Ericsson is going with OpenStack, and in fact joined the consortium that is steering its development a year ago. The company and now previewing a tweaked version of OpenStack that will run on its network iron.
Network equipment providers created carrier-grade versions of Unix and Linux operating systems, or worked with partners like Sun Microsystems who coded them, and now they are having to weave together carrier-grade cloud control freaks. And just like Linux and Unix were natural foundations for carrier-grade operating systems, so is OpenStack and, in theory, its open source competitor, CloudStack.
Ironically, network equipment makers have been peddling blade servers and modular switching and routing equipment for a lot longer than IT vendors have been peddling similar technologies. The telco blades have their own standards that ensure interoperability, which is something that should have been done for enterprise blade servers but was not because server makers wanted account control a lot more than they wanted to give customers compatibility.
The reason why compatibility is important in the telco space is simple: telco gear makers also think for the long haul, with investments that can span a decade or two instead of the three or four year production cycle in data centers. So you have to be able to add a new and more powerful element to an existing chassis.
The Ericsson Blade System for telcos and SPs
The Mobile World Congress extravaganza kicks off on February 25 in Barcelona, Spain, but Ericsson had ants in its pants and couldn't wait until then to talk about its variant of the OpenStack cloud control freak, called the Ericsson Cloud System, that will run on its specialized gear.

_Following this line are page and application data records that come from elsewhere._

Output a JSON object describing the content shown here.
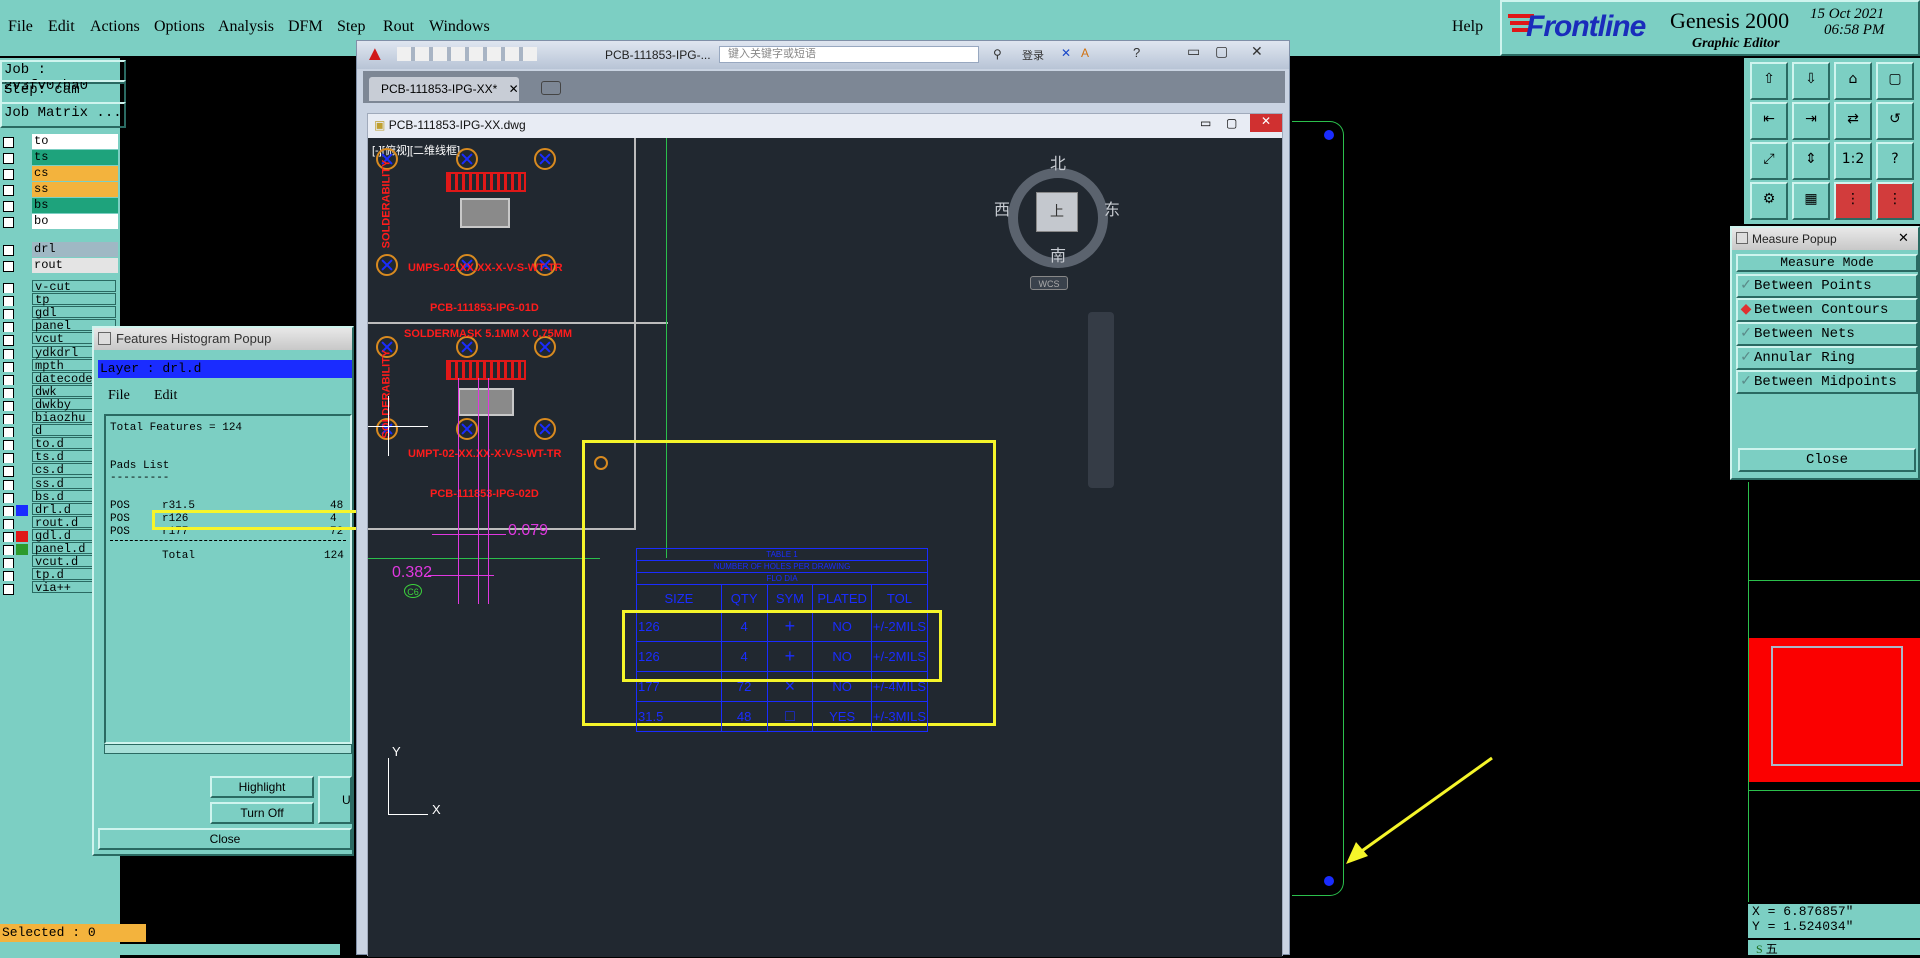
{
  "menubar": {
    "items": [
      "File",
      "Edit",
      "Actions",
      "Options",
      "Analysis",
      "DFM",
      "Step",
      "Rout",
      "Windows"
    ],
    "help": "Help"
  },
  "brand": {
    "logo": "Frontline",
    "product": "Genesis 2000",
    "subtitle": "Graphic Editor",
    "date": "15 Oct 2021",
    "time": "06:58 PM"
  },
  "left_panel": {
    "job": "Job : 2v3fv07ha0",
    "step": "Step: cam",
    "job_matrix": "Job Matrix ...",
    "selected": "Selected : 0",
    "layers": [
      {
        "name": "to",
        "color": "#ffffff"
      },
      {
        "name": "ts",
        "color": "#1ea37c"
      },
      {
        "name": "cs",
        "color": "#f3b33d"
      },
      {
        "name": "ss",
        "color": "#f3b33d"
      },
      {
        "name": "bs",
        "color": "#1ea37c"
      },
      {
        "name": "bo",
        "color": "#ffffff"
      },
      {
        "name": "drl",
        "color": "#9fb8c4"
      },
      {
        "name": "rout",
        "color": "#e4e4e4"
      },
      {
        "name": "v-cut",
        "color": "#7ccfc3"
      },
      {
        "name": "tp",
        "color": "#7ccfc3"
      },
      {
        "name": "gdl",
        "color": "#7ccfc3"
      },
      {
        "name": "panel",
        "color": "#7ccfc3"
      },
      {
        "name": "vcut",
        "color": "#7ccfc3"
      },
      {
        "name": "ydkdrl",
        "color": "#7ccfc3"
      },
      {
        "name": "mpth",
        "color": "#7ccfc3"
      },
      {
        "name": "datecode",
        "color": "#7ccfc3"
      },
      {
        "name": "dwk",
        "color": "#7ccfc3"
      },
      {
        "name": "dwkby",
        "color": "#7ccfc3"
      },
      {
        "name": "biaozhu",
        "color": "#7ccfc3"
      },
      {
        "name": "d",
        "color": "#7ccfc3"
      },
      {
        "name": "to.d",
        "color": "#7ccfc3"
      },
      {
        "name": "ts.d",
        "color": "#7ccfc3"
      },
      {
        "name": "cs.d",
        "color": "#7ccfc3"
      },
      {
        "name": "ss.d",
        "color": "#7ccfc3"
      },
      {
        "name": "bs.d",
        "color": "#7ccfc3"
      },
      {
        "name": "drl.d",
        "color": "#7ccfc3",
        "swatch": "#1a2cff"
      },
      {
        "name": "rout.d",
        "color": "#7ccfc3"
      },
      {
        "name": "gdl.d",
        "color": "#7ccfc3",
        "swatch": "#e01818"
      },
      {
        "name": "panel.d",
        "color": "#7ccfc3",
        "swatch": "#2c9a2c"
      },
      {
        "name": "vcut.d",
        "color": "#7ccfc3"
      },
      {
        "name": "tp.d",
        "color": "#7ccfc3"
      },
      {
        "name": "via++",
        "color": "#7ccfc3"
      }
    ]
  },
  "histogram": {
    "title": "Features Histogram Popup",
    "layer": "Layer :  drl.d",
    "menu": [
      "File",
      "Edit"
    ],
    "total": "Total Features = 124",
    "pads_list": "Pads List",
    "dashes": "---------",
    "rows": [
      {
        "type": "POS",
        "sym": "r31.5",
        "count": "48"
      },
      {
        "type": "POS",
        "sym": "r126",
        "count": "4"
      },
      {
        "type": "POS",
        "sym": "r177",
        "count": "72"
      }
    ],
    "total_label": "Total",
    "total_count": "124",
    "buttons": {
      "highlight": "Highlight",
      "turn_off": "Turn Off",
      "u": "U",
      "close": "Close"
    }
  },
  "autocad": {
    "tab": "PCB-111853-IPG-XX*",
    "title_center": "PCB-111853-IPG-...",
    "search_placeholder": "键入关键字或短语",
    "login": "登录",
    "drawing_title": "PCB-111853-IPG-XX.dwg",
    "view_label": "[-][俯视][二维线框]",
    "compass": {
      "n": "北",
      "s": "南",
      "w": "西",
      "e": "东",
      "center": "上",
      "wcs": "WCS"
    },
    "red_labels": [
      "UMPS-02-XX.XX-X-V-S-WT-TR",
      "PCB-111853-IPG-01D",
      "SOLDERMASK 5.1MM X 0.75MM",
      "UMPT-02-XX.XX-X-V-S-WT-TR",
      "PCB-111853-IPG-02D",
      "SOLDERABILITY",
      "SOLDERABILITY"
    ],
    "dim1": "0.079",
    "dim2": "0.382",
    "tag": "C6",
    "axis_y": "Y",
    "axis_x": "X",
    "table": {
      "title": "TABLE 1",
      "sub1": "NUMBER OF HOLES PER DRAWING",
      "sub2": "FLO DIA",
      "headers": [
        "SIZE",
        "QTY",
        "SYM",
        "PLATED",
        "TOL"
      ],
      "rows": [
        [
          "126",
          "4",
          "+",
          "NO",
          "+/-2MILS"
        ],
        [
          "126",
          "4",
          "+",
          "NO",
          "+/-2MILS"
        ],
        [
          "177",
          "72",
          "×",
          "NO",
          "+/-4MILS"
        ],
        [
          "31.5",
          "48",
          "□",
          "YES",
          "+/-3MILS"
        ]
      ]
    }
  },
  "measure": {
    "title": "Measure Popup",
    "mode": "Measure Mode",
    "options": [
      "Between Points",
      "Between Contours",
      "Between Nets",
      "Annular Ring",
      "Between Midpoints"
    ],
    "selected": 1,
    "close": "Close"
  },
  "coords": {
    "x": "X = 6.876857\"",
    "y": "Y = 1.524034\""
  },
  "tray": "五"
}
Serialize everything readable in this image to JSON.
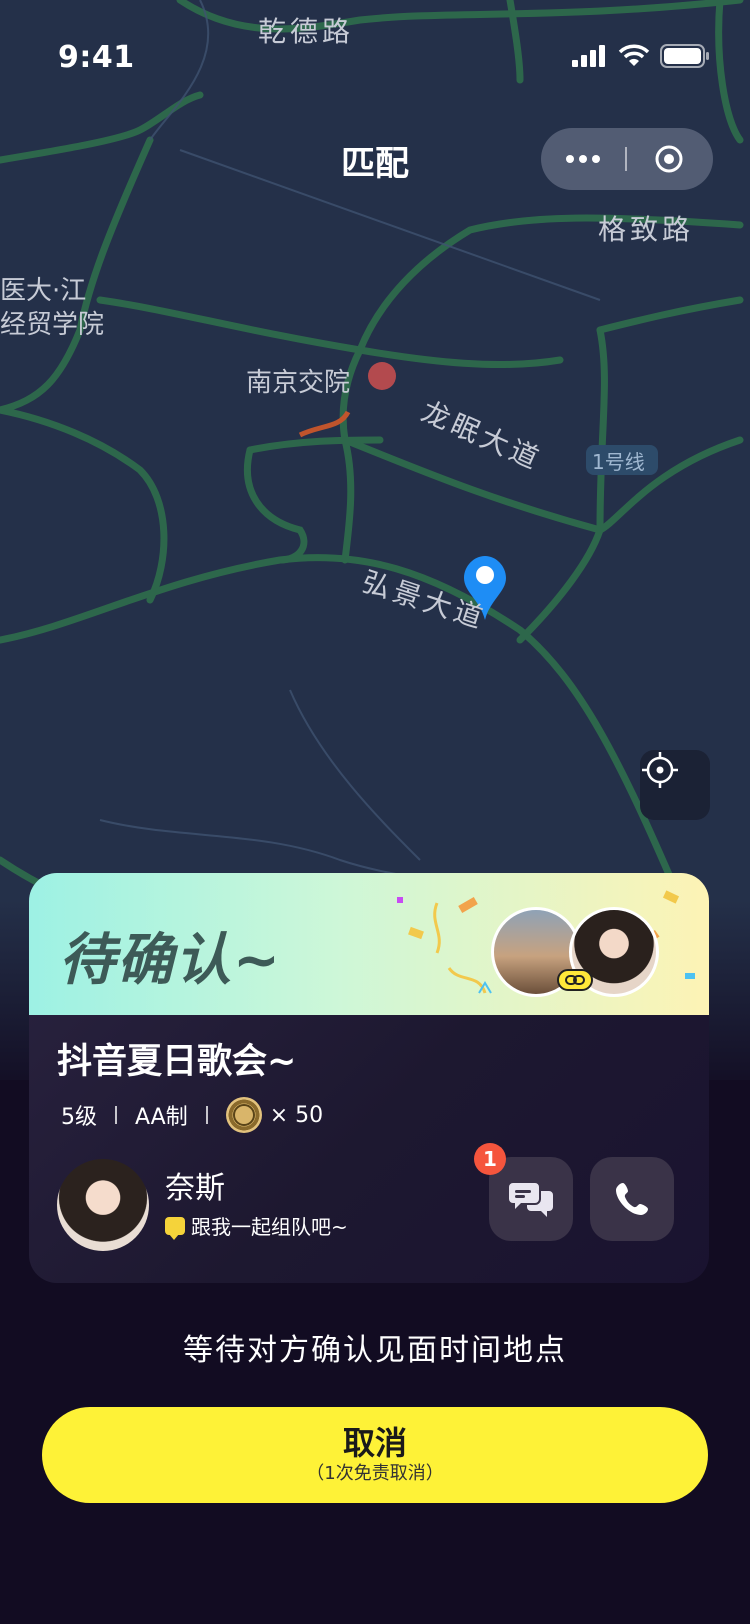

For one thing, Ericsson does not want to get drowned out in all of the noise in Barcelona in two weeks, and moreover, the Cloud System won't be available until the first quarter of 2014, so the telecom equipment maker has to talk up the joys of an integrated cloud environment that runs on existing blade-based servers and routers that are the backbones of mobile networks.
This keeps its installed base focused on remaining on that iron and waiting patiently for a cloud environment that will run on the machinery they already have on site. With 40 per cent of the world's mobile traffic going over Ericsson gear and comprising 2.5 billion subscribers worldwide, telcos and service providers are probably willing to wait for the integrated version of OpenStack that the Swedish company is promising to deliver.
At the heart of the Ericsson Cloud System is what the company calls the Cloud Execution Environment, which runs on x86 iron, of course. It uses the KVM server virtualization hypervisor championed by Red Hat to dice and slice virtual server instances on top of physical server blades and puts KVM and the workloads that run on its virtual machines under the control of OpenStack.
The Smart Services Router 8020
The software stack that the Swedes are putting together also includes Ericsson Cloud Manager, which is the Operational Support System (OSS) that is used to orchestrate the routers and other network elements including service modules running on blades, whether they are physical server instances or virtual ones, to provide telecom services.
Ericsson is giving the same server consolidation pitch that has been common in the mainframe market for three decades, in Unix for a decade and a half, and for the past decade or so in the x86 server racket, to push OpenStack into its telco gear.
By virtualizing, customers will be able to drive up the utilization on their blades and make the workloads on them portable and more flexible. Presumably they will also then buy fewer blades, which is bad news for Ericsson, but it is far better than letting customers porting to a router and blade supplier and getting no new sales at all.
The most current blade servers from Ericsson include the Mobile Switching Center Server (MSC-S), which does distributed switching for mobile networks when fired up with Ericsson's Media Gateway for Mobile Networks. These blade enclosures can be clustered, and the units have enough capacity to support 15 million subscribers in two single-depth cabinets.
Generally speaking, telco gear is shallower than enterprise IT gear, but some equipment makers have put DC power and other ruggedizing features onto enterprise blade servers that are deep by comparison and sold these to service providers and telecom companies.
The Smart Services Router 8000 family of routers has up to 16Tb/sec of half-duplex, non-blocking switch fabric bandwidth for supporting 3G and LTE mobile networks. The routers do Internet caching, virtual private networking, WiFi roaming, network resource provisioning, and other services using their own x86-based services modules. This is what OpenStack will take control of and virtualize with KVM early next year. ®